The rich farmland of the Piedmont stretched for miles in every direction from a small one street southern town. Far enough away from a major city and a Walmart, the town enjoyed its own economy and a railroad spur for farmers to ship crops from. A fixture of the town was Oak Hardware. It had been there for ever started by Fred Oak. The store prospered in long time clients. Farmers who needed everything from bolts to an extra bag of feed from the back warehouse. It surprised everyone, when Oak retired and sold his store to his long time hispanic employees, Peter and his wife Lupe. Rumor about town was that he sold it on a handshake and an exchange of a $100 bill. If you really knew Oak though, you would know this had been in the works for years.  Oak first hired Peter as a runner, answering calls from farmers who could not leave their fields, but needed some hardware item. Peter would go and in doing so got to know all of the clients.  Lupe always worked in the store keeping shelves sto


  Opportunity Under the Rainbow Two vastly different economies have emerged. One is the well to do. The other the rest of us trying to adjust to rapid changes, keep our lifestyle or just hanging on to survive. 45.6% of the population in the US have household incomes less than $75,000. We are programmed by nature to look at the best of our economy. After all, we are Americans, why should we not strive and long for the best slice of the pie. It floats above us like a tempting rainbow. Often our business efforts focused on it. We live in a time of mixed messages, where sorting out the best opportunities moving forward are difficult. The appearance of wealth is not always true wealth. The Mercedes next to you may be paid for, but it might have a stack of payments due, be on a lease or about to be repossessed. Then there’s the people just striving to survive. Ones that once lived in less traveled areas of the city or at obscure food banks. Now they are near you in homeless camps. Ones dotti
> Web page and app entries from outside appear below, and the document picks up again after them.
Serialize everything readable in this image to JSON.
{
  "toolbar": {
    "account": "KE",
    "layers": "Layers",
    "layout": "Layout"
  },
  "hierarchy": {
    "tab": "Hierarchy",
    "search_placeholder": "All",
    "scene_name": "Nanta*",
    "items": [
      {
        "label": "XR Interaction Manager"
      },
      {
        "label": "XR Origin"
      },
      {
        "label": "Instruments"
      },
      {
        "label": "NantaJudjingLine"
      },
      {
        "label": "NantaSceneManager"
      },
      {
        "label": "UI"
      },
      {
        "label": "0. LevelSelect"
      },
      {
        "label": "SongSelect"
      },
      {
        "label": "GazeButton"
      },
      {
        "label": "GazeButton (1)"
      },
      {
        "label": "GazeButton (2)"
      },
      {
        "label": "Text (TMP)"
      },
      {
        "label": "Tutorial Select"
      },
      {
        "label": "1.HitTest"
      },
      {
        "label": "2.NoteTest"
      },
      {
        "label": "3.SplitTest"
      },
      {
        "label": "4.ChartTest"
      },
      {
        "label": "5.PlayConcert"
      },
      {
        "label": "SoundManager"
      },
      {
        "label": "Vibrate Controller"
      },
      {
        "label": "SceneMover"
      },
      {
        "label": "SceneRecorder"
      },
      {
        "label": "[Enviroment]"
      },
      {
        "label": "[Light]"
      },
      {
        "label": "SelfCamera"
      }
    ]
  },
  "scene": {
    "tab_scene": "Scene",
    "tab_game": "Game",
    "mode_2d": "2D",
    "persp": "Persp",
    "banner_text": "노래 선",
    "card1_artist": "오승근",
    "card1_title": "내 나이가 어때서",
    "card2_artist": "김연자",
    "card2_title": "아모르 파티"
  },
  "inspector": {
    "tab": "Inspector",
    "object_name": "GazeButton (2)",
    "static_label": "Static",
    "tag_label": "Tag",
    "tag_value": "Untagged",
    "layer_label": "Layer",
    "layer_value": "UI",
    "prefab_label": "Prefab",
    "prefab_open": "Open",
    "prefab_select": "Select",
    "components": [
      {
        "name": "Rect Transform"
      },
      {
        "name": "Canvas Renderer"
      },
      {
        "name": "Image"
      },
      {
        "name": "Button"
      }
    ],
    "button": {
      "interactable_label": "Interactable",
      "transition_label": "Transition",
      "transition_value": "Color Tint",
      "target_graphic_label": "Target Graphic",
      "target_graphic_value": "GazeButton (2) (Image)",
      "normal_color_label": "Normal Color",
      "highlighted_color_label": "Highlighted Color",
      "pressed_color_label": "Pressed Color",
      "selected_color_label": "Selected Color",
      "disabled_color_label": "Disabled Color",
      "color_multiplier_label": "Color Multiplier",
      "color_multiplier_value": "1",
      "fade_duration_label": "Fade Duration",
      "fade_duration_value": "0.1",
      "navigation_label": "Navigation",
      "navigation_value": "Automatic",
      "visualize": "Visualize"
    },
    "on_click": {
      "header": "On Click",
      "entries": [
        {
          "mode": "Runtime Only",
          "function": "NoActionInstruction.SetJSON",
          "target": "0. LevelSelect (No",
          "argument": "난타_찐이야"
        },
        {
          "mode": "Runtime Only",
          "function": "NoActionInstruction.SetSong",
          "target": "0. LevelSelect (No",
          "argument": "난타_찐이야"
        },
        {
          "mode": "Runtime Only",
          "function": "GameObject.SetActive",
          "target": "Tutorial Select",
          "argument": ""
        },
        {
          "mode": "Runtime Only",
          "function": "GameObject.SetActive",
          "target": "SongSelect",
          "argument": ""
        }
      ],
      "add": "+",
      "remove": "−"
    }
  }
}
  They call them ghost malls, I’ve heard. This mall, The Great Asian Mall, seemed well on its way to becoming one. The parking lot looked like a vast unending museum for potholes, most of the markings on parking slots worn away. The mall looked like a giant white whale, faded and beached by time. Life still held onto this place though, there was a large Asian market, a kitchen supply company, a dollar store, a nail training school and the Dragon Court Restaurant keeping the lights on. Each separated by long hallways and closed smaller shops with paper over windows.  I walked the mall many times just to try and get a feel for the place. Mostly, it seemed it had become a shopping spot for the growing asian immigrant community in the area. The place had changed hands a number of times, the yellow and red striped flag of South Vietnam flew next to the American flag at the end of the parking lot. I suspected the mall owners were from there. Many years had passed since I fought through the j


  It’s so easy to feel lost these days. Things are so different now. Nothing is or looks the same. It’s all a confusing blend, lines crossing everywhere. We try to read between the lines, to find the truth, to sort things out. The masks hide so much. The eyes though are still filled with hope, wanting to relate, searching for the new bindings of life.  David Young